Bolivian fruit tomatoes
This tomato variety is the most cold-resistant variety. It bears its small fruits, which grow on fan-like shoots, until the first frost. Tomato lovers will have a dependable plant for years of enjoyment when they buy this variety.
With a maximum growth height of 30 cm. the Tiny Tim is particularly suitable for cultivation in pots. Harvest time is in late summer until autumn. The small cherry tomatoes are very aromatic and can bloom for several years in a row.
The Red Robin is a bush tomato that is very popular with hobby gardeners. The dwarf tomato can even be grown on the windowsill, it provides delicious cocktail tomatoes. With a growth height of 30 cm. winter quarters are easy to find and nothing stands in the way of perennial cultivation.
Who 30 cm. still too big, you can finally harvest crunchy fruit with this mini tomato, which grows to a height of just 12 cm. If it is overwintered properly, the plant is perennial and delights every year with a small but fine fruit selection.
Overwintering tomatoes: Here’s how!
Even if most tomatoes can survive temperatures of up to 0 degrees Celsius for a short time, such a cold spell weakens them. In order to carry out the wintering successfully, it is necessary to give the plant timely. It is not the daytime temperatures that should be observed here, but the values at night.
Starting signal: time to clear up is when the thermometer shows a low temperature of 12 degrees at night.
Tomatoes overwinter on the windowsill
There are some conditions that the tomato plant can optimally overwinter on the windowsill. They desperately need winter dormancy due to a combination of cool temperature but plenty of light giving the plant everything it needs. That’s how it works:
- remove half of all shoots before the transition to winter quarters
- remove the withered foliage completely
- move the pot to a bright place
- keep temperatures between 10 and 12 degrees
- do not fertilize from early October to mid-March
- water lightly to keep the substrate slightly moist
A bright south-facing window sill is ideal in a room with a low temperature. Darkness, on the other hand, is not suitable at all, so winter quarters in the basement are unsuitable.
The greenhouse as quarters in winter
A sun-drenched greenhouse or a conservatory are ideal for bringing tomato plants through the winter. Depending on the willingness to put in effort, it is even possible for wild and dwarf tomatoes to overwinter and produce fresh tomatoes at the same time. How to do it:
- only move vital plants into the quarters in autumn
- look for a sunny spot in the conservatory
- temperatures should be between 16 and 22 degrees

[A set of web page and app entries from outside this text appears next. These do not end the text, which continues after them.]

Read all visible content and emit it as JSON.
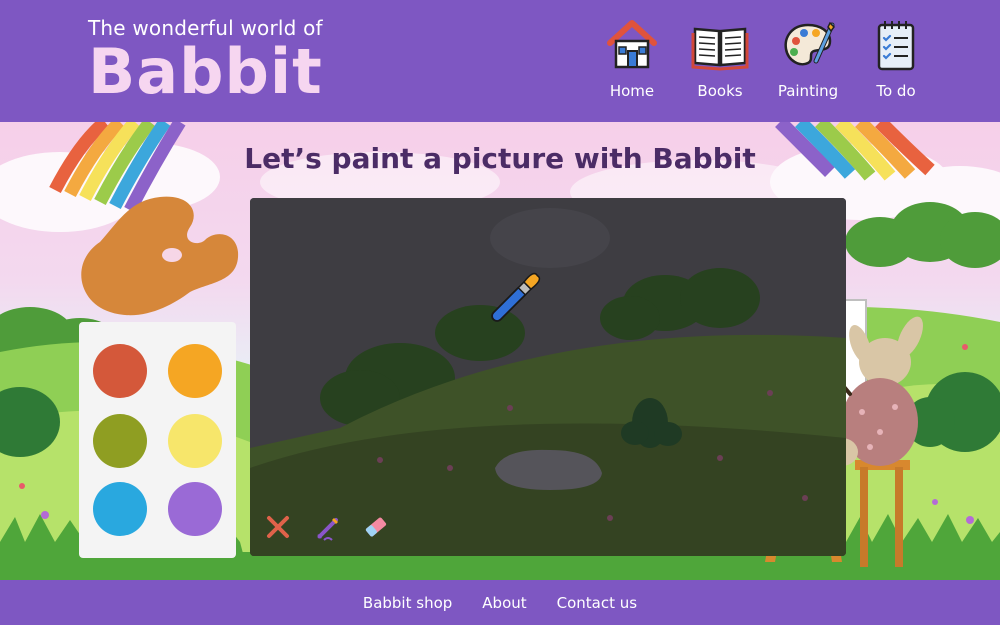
{
  "brand": {
    "subtitle": "The wonderful world of",
    "name": "Babbit"
  },
  "nav": {
    "items": [
      {
        "label": "Home",
        "icon": "house-icon"
      },
      {
        "label": "Books",
        "icon": "open-book-icon"
      },
      {
        "label": "Painting",
        "icon": "paint-palette-icon"
      },
      {
        "label": "To do",
        "icon": "checklist-icon"
      }
    ]
  },
  "main": {
    "title": "Let’s paint a picture with Babbit"
  },
  "palette": {
    "colors": [
      "#d4583a",
      "#f5a623",
      "#8f9e22",
      "#f7e66b",
      "#29a8df",
      "#9a6ad6"
    ]
  },
  "canvas_tools": [
    {
      "name": "clear-tool",
      "icon": "close-icon"
    },
    {
      "name": "brush-tool",
      "icon": "brush-icon"
    },
    {
      "name": "eraser-tool",
      "icon": "eraser-icon"
    }
  ],
  "footer": {
    "links": [
      "Babbit shop",
      "About",
      "Contact us"
    ]
  },
  "colors": {
    "header_bg": "#7e57c2",
    "title_color": "#4b2c66",
    "brand_accent": "#f6d6f0"
  }
}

- water whenever the soil surface dries
- fertilize with potassium, but only half the concentration
- pollinate manually by shaking the shoots
The problem with the lack of light
Due to cloudy winter weather, there is a lack of light both in the greenhouse and on the windowsill. The higher the outside temperatures, the more light is needed. If you spend the winter in a cool place, 1,500 lux is the minimum.
As soon as the temperatures are 15 degrees or more, a requirement of 2,000 lux or 3,000 lux is expected. The following methods can be used to prevent the lack of light:
- mount a mirror behind the tomato plant on the windowsill
- install a plant lamp
- place the special lamp a maximum of 80 cm above the tomato plant
- illuminate around eight hours a day when there is no daylight
With an inexpensive lux meter, the lux value at the place of winter storage can be easily determined. However, you must not forget that the need for fertilizer and water also increases with exposure to light.
In this country, the one-year cultivation of tomato plants is only justified by the fact that they are sensitive to frost. For most home gardeners, it is easier to discard and replant the plants once a year. In South America and the regions there is no lack of light, so that the tomato plants are generally cared for perennial.